Well, that’s good. And that’s one of many reasons to spend some time talking to Branham. He’s got a subtle sense of humor that can catch you unawares.

Take the matter of the money laundering machine.

It’s a contraption that he has welded together from pieces and parts of things, including an alternator. At its top is an open-ended metal container, about the size of a Dixie Cup.

“Stick a roll of twenty dollar bills in there and it will be clean gone when you come back for it,” Branham deadpanned.

(Get it? I must confess, it took me a minute. Clue: “Clean gone.”)

Now I didn’t ask him if he was a comedian, but I did ask him if he was an artist. I mean, the money laundering machine isn’t the only kind of fanciful sculpture he’s welded together. You’ll find other such pieces as you poke around.

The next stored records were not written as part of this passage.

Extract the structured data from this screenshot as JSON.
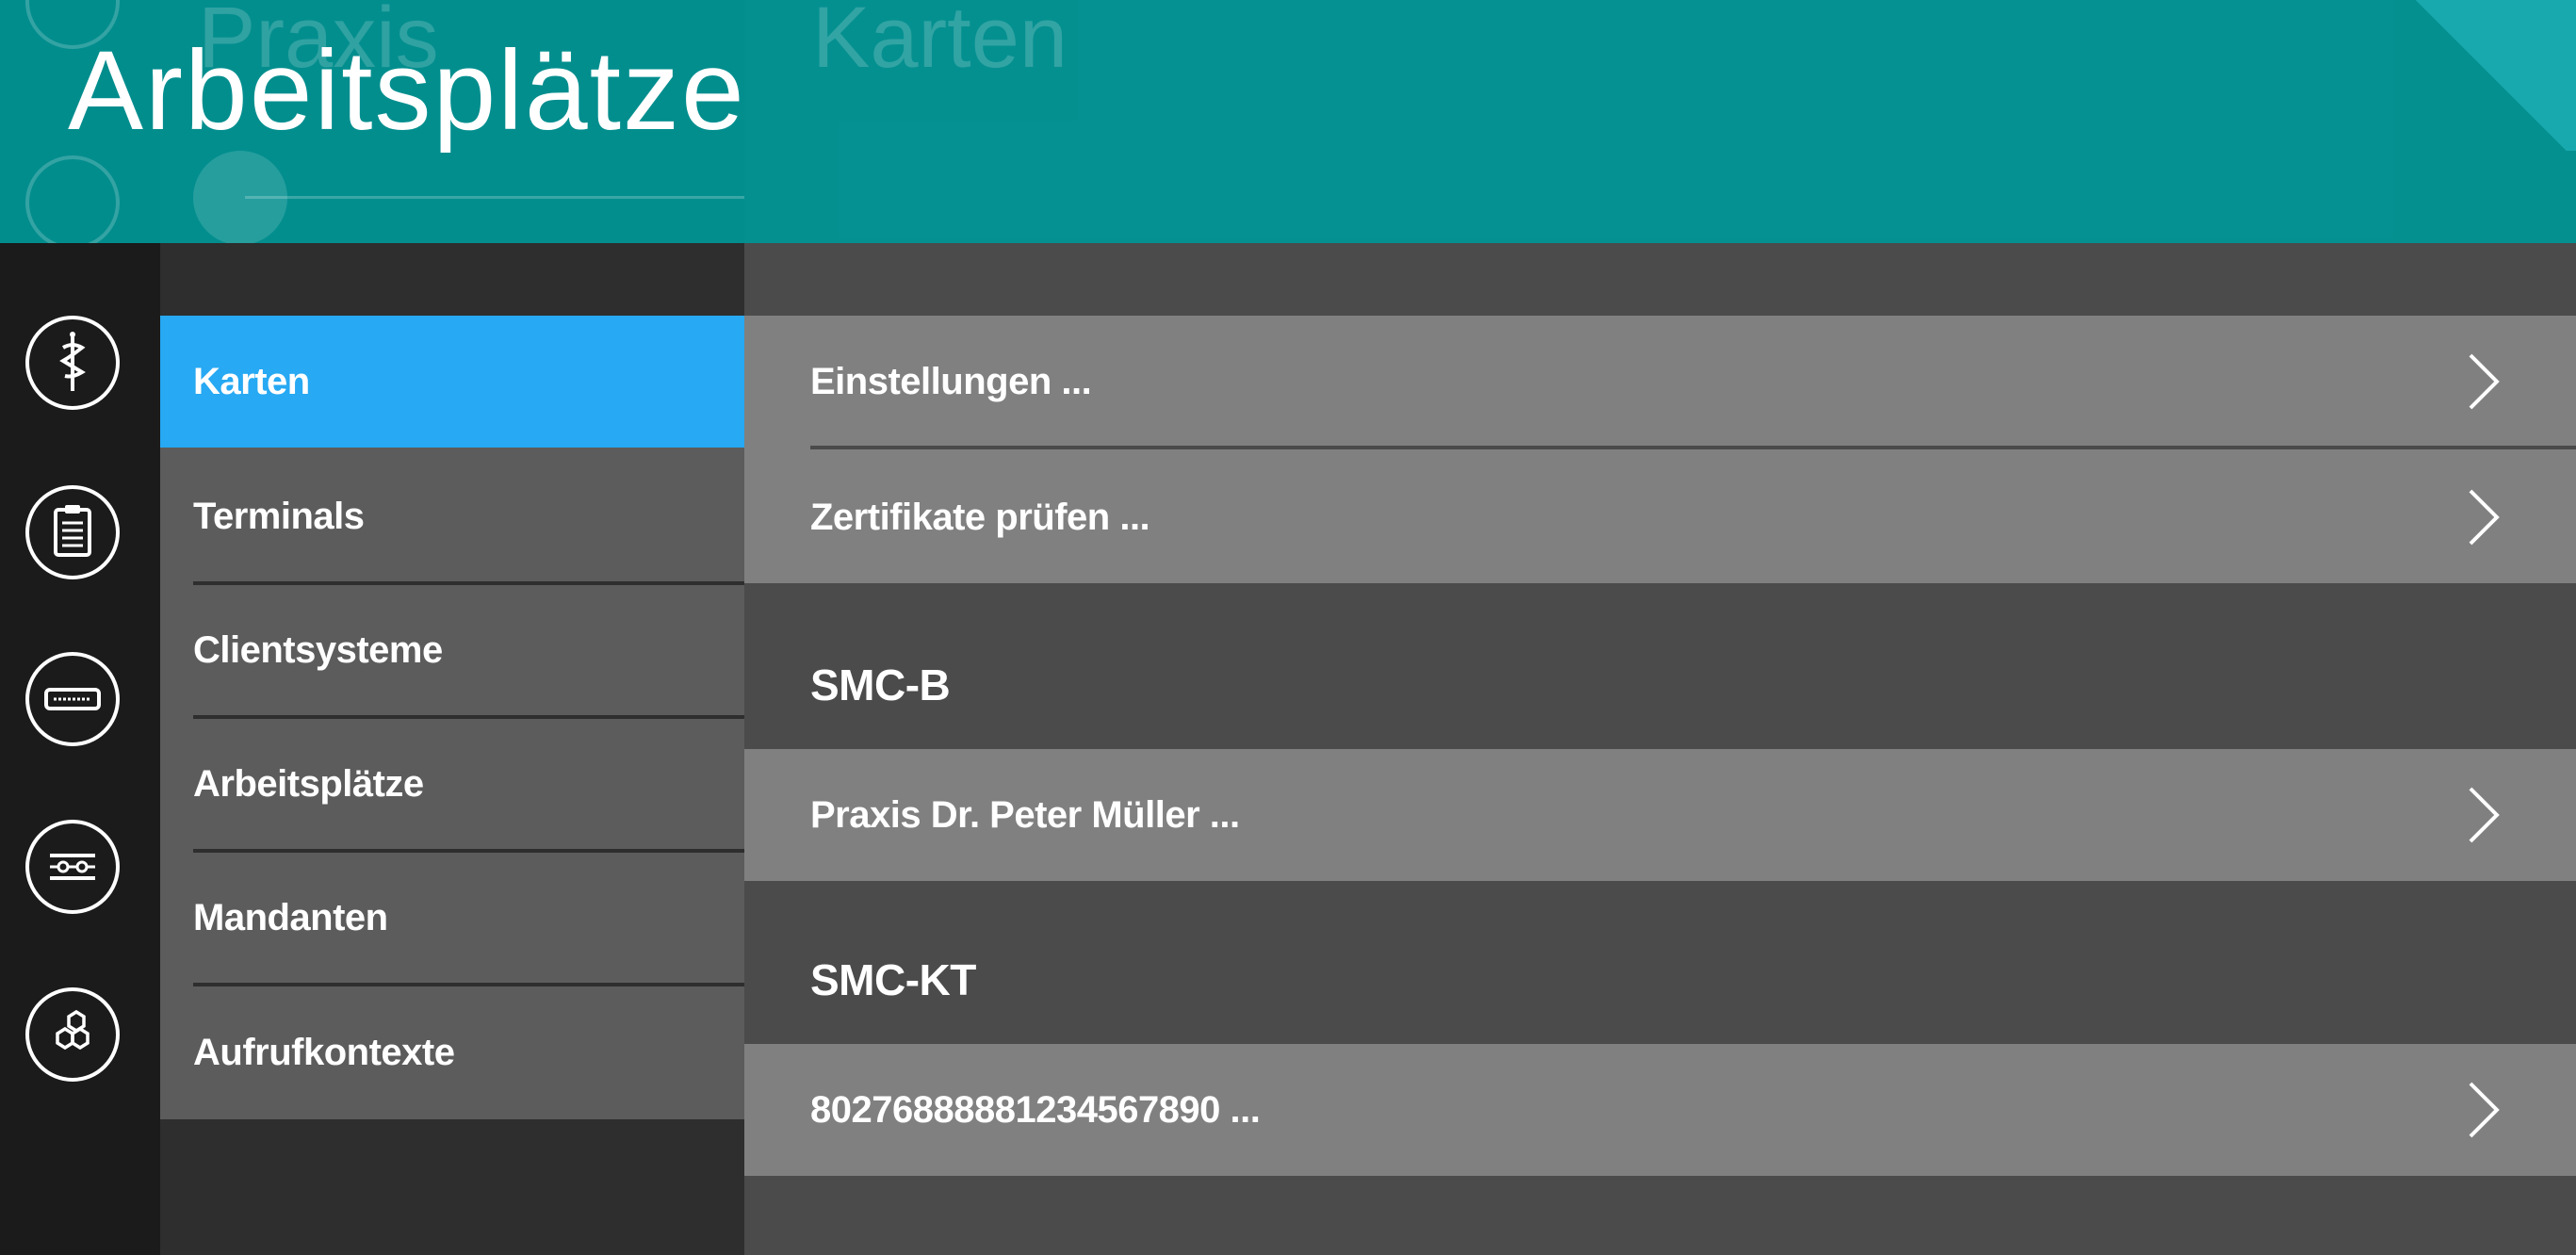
{
  "banner": {
    "title": "Arbeitsplätze",
    "ghost_left": "Praxis",
    "ghost_right": "Karten"
  },
  "rail": {
    "icons": [
      "caduceus-icon",
      "clipboard-icon",
      "terminal-device-icon",
      "settings-sliders-icon",
      "network-nodes-icon"
    ]
  },
  "subnav": {
    "items": [
      {
        "label": "Karten",
        "active": true
      },
      {
        "label": "Terminals",
        "active": false
      },
      {
        "label": "Clientsysteme",
        "active": false
      },
      {
        "label": "Arbeitsplätze",
        "active": false
      },
      {
        "label": "Mandanten",
        "active": false
      },
      {
        "label": "Aufrufkontexte",
        "active": false
      }
    ]
  },
  "main": {
    "settings_label": "Einstellungen ...",
    "check_certs_label": "Zertifikate prüfen ...",
    "smcb": {
      "title": "SMC-B",
      "item": "Praxis Dr. Peter Müller ..."
    },
    "smckt": {
      "title": "SMC-KT",
      "item": "80276888881234567890 ..."
    }
  },
  "colors": {
    "accent": "#27a9f3",
    "banner": "#009696",
    "row": "#808080",
    "panel": "#4b4b4b",
    "rail": "#1b1b1b"
  }
}
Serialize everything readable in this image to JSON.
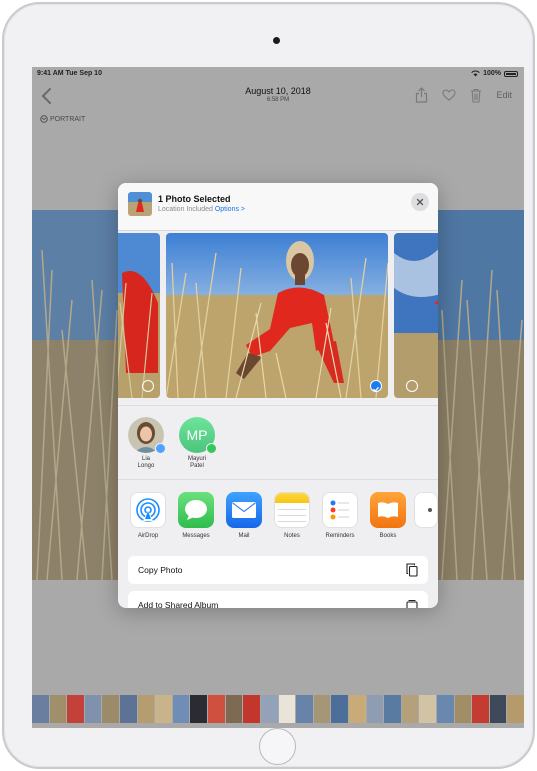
{
  "status_bar": {
    "time": "9:41 AM  Tue Sep 10",
    "battery": "100%"
  },
  "nav": {
    "date": "August 10, 2018",
    "time": "6:58 PM",
    "edit_label": "Edit"
  },
  "portrait_label": "PORTRAIT",
  "share_sheet": {
    "title": "1 Photo Selected",
    "subtitle": "Location Included",
    "options_label": "Options >",
    "people": [
      {
        "name": "Lia Longo",
        "line1": "Lia",
        "line2": "Longo",
        "initials": "",
        "badge_color": "#4da3ff"
      },
      {
        "name": "Mayuri Patel",
        "line1": "Mayuri",
        "line2": "Patel",
        "initials": "MP",
        "badge_color": "#34c759"
      }
    ],
    "apps": [
      {
        "label": "AirDrop",
        "icon": "airdrop-icon"
      },
      {
        "label": "Messages",
        "icon": "messages-icon"
      },
      {
        "label": "Mail",
        "icon": "mail-icon"
      },
      {
        "label": "Notes",
        "icon": "notes-icon"
      },
      {
        "label": "Reminders",
        "icon": "reminders-icon"
      },
      {
        "label": "Books",
        "icon": "books-icon"
      }
    ],
    "actions": [
      {
        "label": "Copy Photo",
        "icon": "copy-icon"
      },
      {
        "label": "Add to Shared Album",
        "icon": "shared-album-icon"
      }
    ]
  },
  "colors": {
    "accent": "#1a7cf0",
    "sky": "#4a8fd8",
    "grass": "#b9a374",
    "dress": "#e3271f"
  }
}
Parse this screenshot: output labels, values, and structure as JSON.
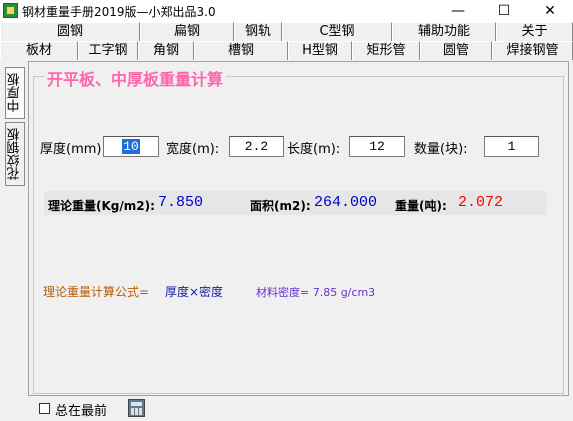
{
  "window": {
    "title": "钢材重量手册2019版—小郑出品3.0",
    "min_glyph": "—",
    "max_glyph": "☐",
    "close_glyph": "✕"
  },
  "tabs_row1": [
    "圆钢",
    "扁钢",
    "钢轨",
    "C型钢",
    "辅助功能",
    "关于"
  ],
  "tabs_row2": [
    "板材",
    "工字钢",
    "角钢",
    "槽钢",
    "H型钢",
    "矩形管",
    "圆管",
    "焊接钢管"
  ],
  "side_tabs": [
    "中厚板",
    "花纹钢板"
  ],
  "group_title": "开平板、中厚板重量计算",
  "inputs": {
    "thickness": {
      "label": "厚度(mm):",
      "value": "10"
    },
    "width": {
      "label": "宽度(m):",
      "value": "2.2"
    },
    "length": {
      "label": "长度(m):",
      "value": "12"
    },
    "quantity": {
      "label": "数量(块):",
      "value": "1"
    }
  },
  "results": {
    "theoretical_weight": {
      "label": "理论重量(Kg/m2):",
      "value": "7.850"
    },
    "area": {
      "label": "面积(m2):",
      "value": "264.000"
    },
    "weight": {
      "label": "重量(吨):",
      "value": "2.072"
    }
  },
  "formula": {
    "label": "理论重量计算公式=",
    "expression": "厚度×密度",
    "density": "材料密度= 7.85 g/cm3"
  },
  "bottom": {
    "stay_on_top_label": "总在最前",
    "stay_on_top_checked": false
  },
  "colors": {
    "title_pink": "#ff66aa",
    "value_blue": "#0000cc",
    "value_red": "#ff0000",
    "formula_orange": "#b85c00",
    "formula_blue": "#1a1aa6",
    "density_purple": "#6633cc"
  }
}
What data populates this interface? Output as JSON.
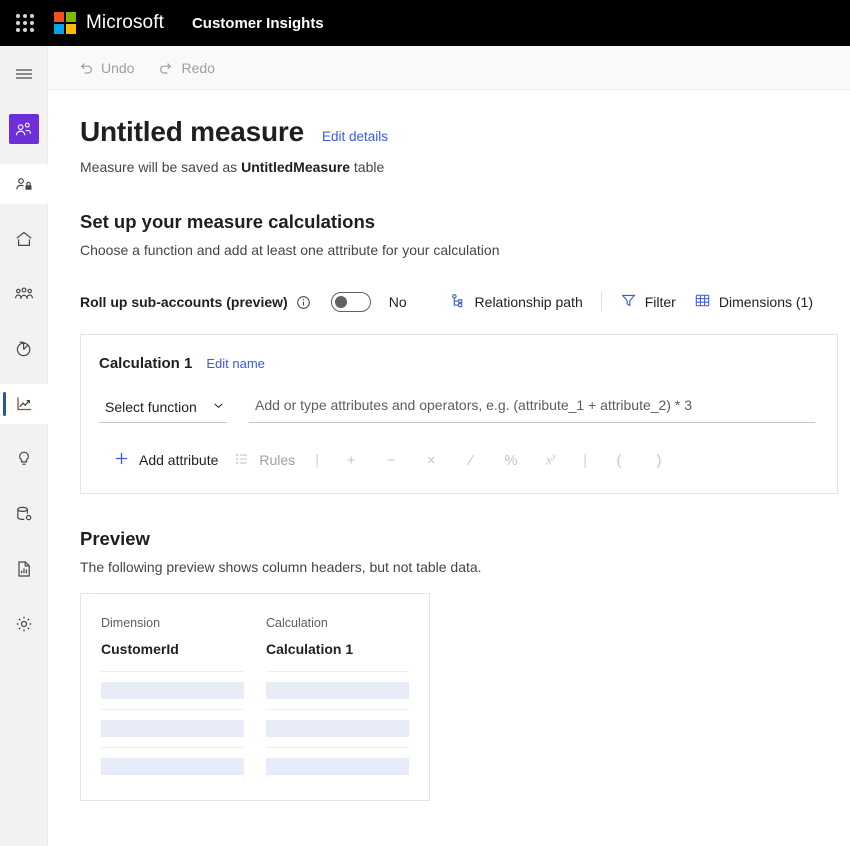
{
  "topbar": {
    "waffle_icon": "app-launcher-icon",
    "brand": "Microsoft",
    "app_title": "Customer Insights"
  },
  "rail": {
    "items": [
      {
        "name": "hamburger-menu-icon",
        "label": "Menu"
      },
      {
        "name": "people-icon",
        "label": "Customers",
        "state": "active-tile"
      },
      {
        "name": "people-lock-icon",
        "label": "Consent",
        "state": "hover"
      },
      {
        "name": "home-icon",
        "label": "Home"
      },
      {
        "name": "audience-insights-icon",
        "label": "Segments"
      },
      {
        "name": "pie-chart-icon",
        "label": "Analytics"
      },
      {
        "name": "trending-chart-icon",
        "label": "Measures",
        "state": "selected"
      },
      {
        "name": "lightbulb-icon",
        "label": "Intelligence"
      },
      {
        "name": "database-gear-icon",
        "label": "Data"
      },
      {
        "name": "report-icon",
        "label": "Reports"
      },
      {
        "name": "gear-icon",
        "label": "Settings"
      }
    ]
  },
  "commandbar": {
    "undo_label": "Undo",
    "redo_label": "Redo"
  },
  "page": {
    "title": "Untitled measure",
    "edit_details_label": "Edit details",
    "subtitle_prefix": "Measure will be saved as ",
    "subtitle_table": "UntitledMeasure",
    "subtitle_suffix": " table",
    "section_title": "Set up your measure calculations",
    "section_subtitle": "Choose a function and add at least one attribute for your calculation"
  },
  "options": {
    "rollup_label": "Roll up sub-accounts (preview)",
    "info_icon": "info-icon",
    "toggle_state": "off",
    "toggle_text": "No",
    "relationship_path_label": "Relationship path",
    "filter_label": "Filter",
    "dimensions_label": "Dimensions (1)"
  },
  "calculation": {
    "name": "Calculation 1",
    "edit_name_label": "Edit name",
    "select_function_label": "Select function",
    "formula_placeholder": "Add or type attributes and operators, e.g. (attribute_1 + attribute_2) * 3",
    "formula_value": "",
    "add_attribute_label": "Add attribute",
    "rules_label": "Rules",
    "operators": [
      "+",
      "−",
      "×",
      "∕",
      "%",
      "x^y",
      "|",
      "(",
      ")"
    ]
  },
  "preview": {
    "title": "Preview",
    "subtitle": "The following preview shows column headers, but not table data.",
    "columns": [
      {
        "header": "Dimension",
        "name": "CustomerId"
      },
      {
        "header": "Calculation",
        "name": "Calculation 1"
      }
    ],
    "skeleton_rows": 3
  },
  "colors": {
    "accent_blue": "#3b5bdb",
    "brand_purple": "#6c2fd9",
    "nav_selected": "#2b579a",
    "skeleton": "#e8ecf9",
    "topbar_bg": "#000000"
  }
}
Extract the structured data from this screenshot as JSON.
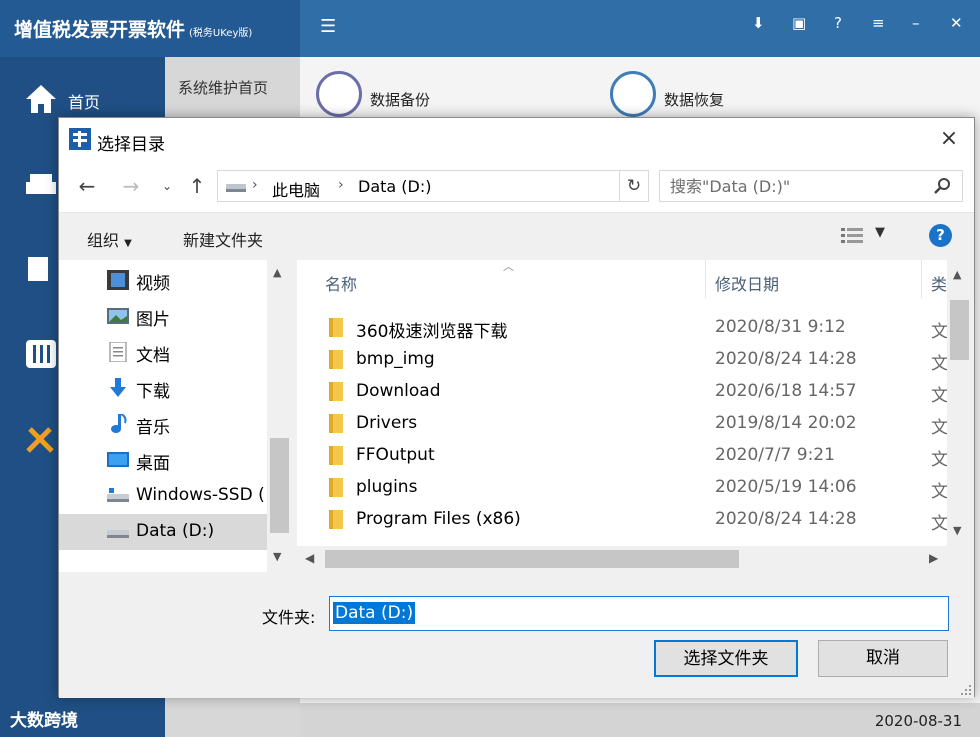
{
  "app": {
    "title": "增值税发票开票软件",
    "title_suffix": "(税务UKey版)",
    "nav_home": "首页",
    "subnav_item": "系统维护首页",
    "card_backup": "数据备份",
    "card_restore": "数据恢复",
    "brand": "大数跨境",
    "date": "2020-08-31"
  },
  "dialog": {
    "title": "选择目录",
    "close_icon": "×",
    "breadcrumbs": [
      "此电脑",
      "Data (D:)"
    ],
    "search_placeholder": "搜索\"Data (D:)\"",
    "organize": "组织",
    "new_folder": "新建文件夹",
    "help": "?",
    "tree": [
      {
        "label": "视频",
        "icon": "video-icon"
      },
      {
        "label": "图片",
        "icon": "picture-icon"
      },
      {
        "label": "文档",
        "icon": "document-icon"
      },
      {
        "label": "下载",
        "icon": "download-icon"
      },
      {
        "label": "音乐",
        "icon": "music-icon"
      },
      {
        "label": "桌面",
        "icon": "desktop-icon"
      },
      {
        "label": "Windows-SSD (",
        "icon": "drive-icon"
      },
      {
        "label": "Data (D:)",
        "icon": "drive-icon",
        "selected": true
      }
    ],
    "columns": {
      "name": "名称",
      "modified": "修改日期",
      "type": "类"
    },
    "files": [
      {
        "name": "360极速浏览器下载",
        "modified": "2020/8/31 9:12",
        "type": "文"
      },
      {
        "name": "bmp_img",
        "modified": "2020/8/24 14:28",
        "type": "文"
      },
      {
        "name": "Download",
        "modified": "2020/6/18 14:57",
        "type": "文"
      },
      {
        "name": "Drivers",
        "modified": "2019/8/14 20:02",
        "type": "文"
      },
      {
        "name": "FFOutput",
        "modified": "2020/7/7 9:21",
        "type": "文"
      },
      {
        "name": "plugins",
        "modified": "2020/5/19 14:06",
        "type": "文"
      },
      {
        "name": "Program Files (x86)",
        "modified": "2020/8/24 14:28",
        "type": "文"
      }
    ],
    "folder_label": "文件夹:",
    "folder_value": "Data (D:)",
    "select_button": "选择文件夹",
    "cancel_button": "取消"
  },
  "colors": {
    "app_header": "#2f6ea7",
    "app_sidebar": "#1f4f84",
    "accent": "#0078d7",
    "folder": "#f4c64a"
  }
}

“Now I don’t know all about that,” he said. “I just piddle around. I don’t know, I just have a good time doing it.”

And he just celebrated his 50th wedding anniversary with his wife, Linda, and in the backyard of their nearby home is another junk yard “a lot bigger than this one.”

“She’s used to it,” he chuckled again.

The afternoon began to wane, but Branham wanted to show me one more thing, his pride and joy – a four-door, 1931 Chevrolet with a license plate that harks back to the days when iodine was produced in South Carolina. “C-25-766 - S.C. – The Iodine State – 31.”

“The fella gave me a price for it and I gave him a price for it and we got in between that and I bought it. It was in a barn for over 50 years. I got it running. It led the Ridgeway Christmas parade. I like to fix something up so you can drive it, but not so much fixing that you’re scared to drive it ’cause it might get a scratch.”

We poked around the car a little bit before saying our goodbyes.

“I suppose I just like talking to people, showing people things like this,” Branham said.

Branham’s hours are “Monday through Saturday. Nine to five or catch me when you can.”

I asked him if he had a website to advertise his business.

“Nope, just word of mouth. People ask me why don’t I get a website. I tell ’em I don’t want the aggravation of it.”

So what about an email address?

“It’s at the house. I don’t know what it is.”

But I do know this: if you’re hankering for an adventure among a plethora of precious metals; if you feel like sitting for a spell on the boss’s bench, cooling off under the auspices of a shop fan the size of Saturn and chatting it up with a fella who’ll make you smile, by all means, head up the road to Branham’s.

You can bet he’ll be glad to show you ’round.

Salley McAden McInerney is a local writer whose novel, Journey Proud, is based upon growing up in Columbia in the 1960s. She may be reached by emailing